Walmart will stop selling E-cigarettes and exit its category completely when the number of vape-caused deaths grew. Based on reports the world’s greatest retailer, Walmart will stop selling e-cigarettes in its Walmart and Sam’s Club locations in the U.S. between “regulatory complexity” and “uncertainty” circling the industry.
In fact, Walmart will first sell all of its store inventory and stop selling E-cigarettes after the shelves are empty. Walmart cited “growing federal, state and local regulatory complexity and uncertainty regarding electronic cigarettes,” declaring that its stores will stop selling e-cigarettes once the current inventory is sold.
Walmart has come under fire as teen vaping rates in the U.S. soar to record highs and federal health officials sound alarms over an outbreak of a mysterious vaping-related lung disease that’s killed at least eight people in current weeks.
This decision published after President Trump declared his government plans to ban flavored E-cigarettes. Walmart previously said it would stop marketing fruit and dessert-flavored e-cigarettes this year at the same time that it increased the minimum age to buy tobacco to 21.
When Trump made his decision last week, there had been reports of six vape-caused deaths and that number has since grown to eight. The Centers for Disease Control and Prevention stated Thursday there have been 530 confirmed or probable cases of lung injury associated with e-cigarette use.
In a news, we published the Department of Health identified “Dank Vapes” and “Chronic Carts” as products containing Vitamin E acetate, a thickening agent in THC oil that has been a focus in its investigation into the illnesses.
Leading makers of nicotine e-cigarettes, including Juul Labs Inc, British American Tobacco Plc and Imperial Brands Plc, said last week their products did not contain Vitamin E mixtures.
Last week Amazon.com Inc said it took down vape paraphernalia in line with its policies, though the company did not specify the exact products it removed.
Some are calling on the Food and Drug Administration to crack down on the largely unregulated industry. Impatient with the lack of action from the federal government, a number of companies, states, and cities have been taking their own steps to cut ties with the industry. CBS, WarnerMedia, and Viacom, for instance, have all said they will stop running e-cigarette advertisements.
The American Vaping Association jumped on Walmart for remaining to sell E-cigarettes while pulling them from its shelves.
“You know you are in the middle of a moral panic when big corporations like Walmart find it is easier to sell deadly combustible tobacco products than to sell harm reduction alternatives,” the industry-funded group’s president, Gregory Conley, announced.

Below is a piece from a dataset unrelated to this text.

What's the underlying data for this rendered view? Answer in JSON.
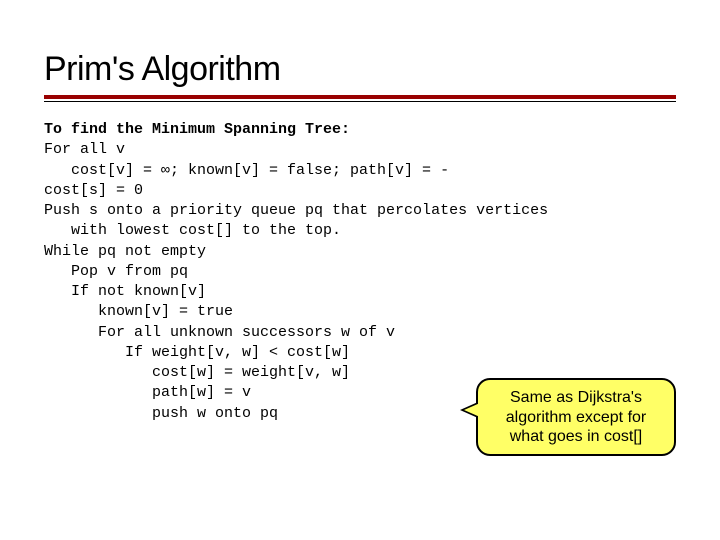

This decision, if implemented, largely avoids vape-caused deaths, but even when the shelves are empty, the sale of these deadly products does not seem humane at all.